YOUR GOAL
Copy each line below containing "icon".

===

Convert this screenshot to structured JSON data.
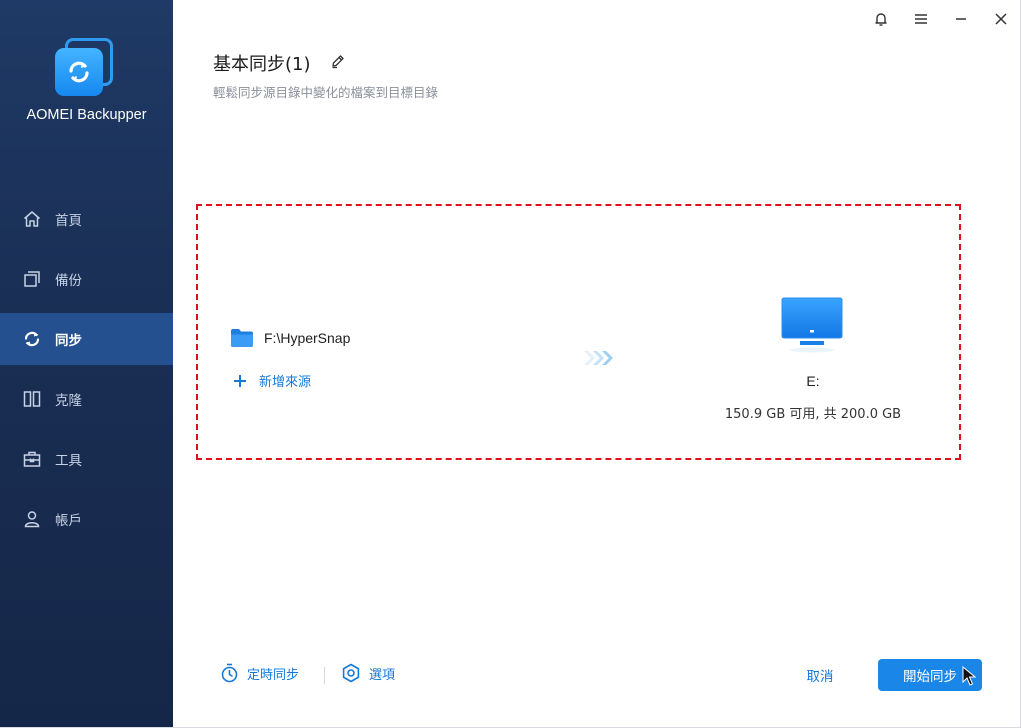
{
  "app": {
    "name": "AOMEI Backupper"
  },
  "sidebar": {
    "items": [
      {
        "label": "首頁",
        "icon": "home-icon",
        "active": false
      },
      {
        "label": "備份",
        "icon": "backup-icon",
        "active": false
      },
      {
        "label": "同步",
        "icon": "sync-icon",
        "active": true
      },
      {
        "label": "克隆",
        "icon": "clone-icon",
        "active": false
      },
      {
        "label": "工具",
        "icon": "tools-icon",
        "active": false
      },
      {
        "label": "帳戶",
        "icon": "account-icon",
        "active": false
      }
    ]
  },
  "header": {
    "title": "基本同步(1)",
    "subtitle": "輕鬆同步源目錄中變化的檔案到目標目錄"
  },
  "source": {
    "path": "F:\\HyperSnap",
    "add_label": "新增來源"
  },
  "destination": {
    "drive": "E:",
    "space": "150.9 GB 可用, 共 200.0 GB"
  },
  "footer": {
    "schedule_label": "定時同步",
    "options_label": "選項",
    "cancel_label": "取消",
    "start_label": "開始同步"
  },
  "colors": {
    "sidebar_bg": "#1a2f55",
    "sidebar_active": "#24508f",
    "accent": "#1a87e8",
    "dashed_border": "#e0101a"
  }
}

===

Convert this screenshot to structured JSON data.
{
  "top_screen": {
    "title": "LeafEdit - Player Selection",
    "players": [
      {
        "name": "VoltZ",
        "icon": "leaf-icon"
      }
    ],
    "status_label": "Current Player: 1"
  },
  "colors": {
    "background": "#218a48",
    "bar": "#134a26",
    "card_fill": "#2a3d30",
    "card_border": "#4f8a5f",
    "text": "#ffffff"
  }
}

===

THE COMPLETED TASK
        "icon": "home-icon",
        "icon": "backup-icon",
        "icon": "sync-icon",
        "icon": "clone-icon",
        "icon": "tools-icon",
        "icon": "account-icon",
        "icon": "leaf-icon"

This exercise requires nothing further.